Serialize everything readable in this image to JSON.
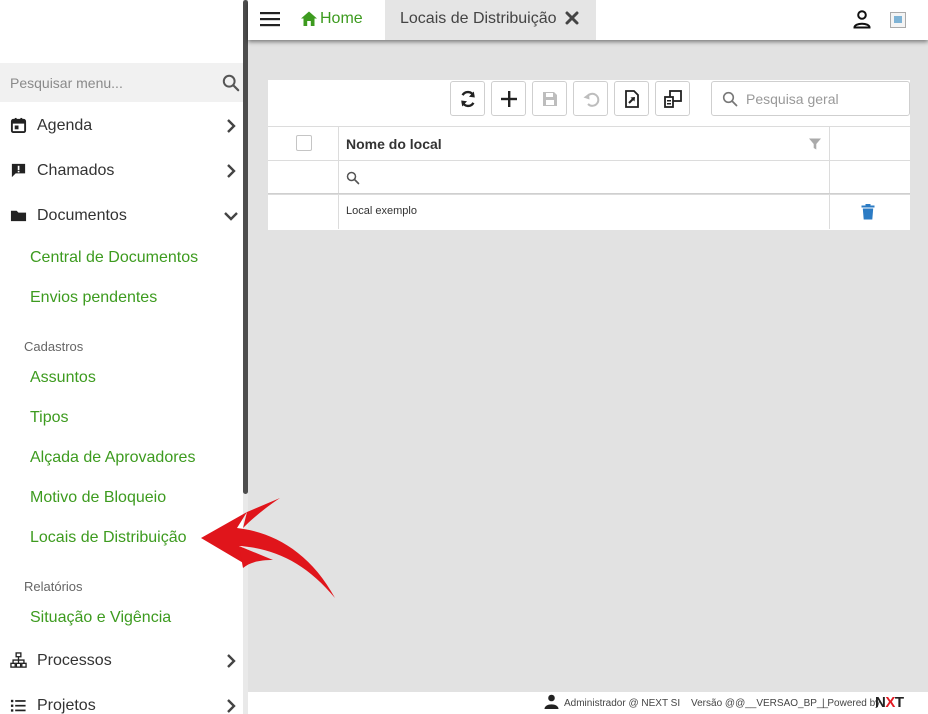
{
  "sidebar": {
    "search_placeholder": "Pesquisar menu...",
    "items": [
      {
        "label": "Agenda"
      },
      {
        "label": "Chamados"
      },
      {
        "label": "Documentos"
      },
      {
        "label": "Processos"
      },
      {
        "label": "Projetos"
      }
    ],
    "documentos_sub": [
      "Central de Documentos",
      "Envios pendentes"
    ],
    "section_cadastros": "Cadastros",
    "cadastros": [
      "Assuntos",
      "Tipos",
      "Alçada de Aprovadores",
      "Motivo de Bloqueio",
      "Locais de Distribuição"
    ],
    "section_relatorios": "Relatórios",
    "relatorios": [
      "Situação e Vigência"
    ]
  },
  "header": {
    "home_label": "Home",
    "active_tab_label": "Locais de Distribuição"
  },
  "toolbar": {
    "search_placeholder": "Pesquisa geral"
  },
  "grid": {
    "column_header": "Nome do local",
    "rows": [
      {
        "name": "Local exemplo"
      }
    ]
  },
  "footer": {
    "user": "Administrador @ NEXT SI",
    "version": "Versão @@__VERSAO_BP__",
    "powered": "| Powered by",
    "logo_n": "N",
    "logo_x": "X",
    "logo_t": "T"
  },
  "colors": {
    "accent_green": "#3d9b1f",
    "trash_blue": "#2b7bc4",
    "annotation_red": "#e0151b"
  }
}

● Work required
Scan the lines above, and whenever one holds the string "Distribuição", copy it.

● Solution for this problem
      "Locais de Distribuição"
    "active_tab_label": "Locais de Distribuição"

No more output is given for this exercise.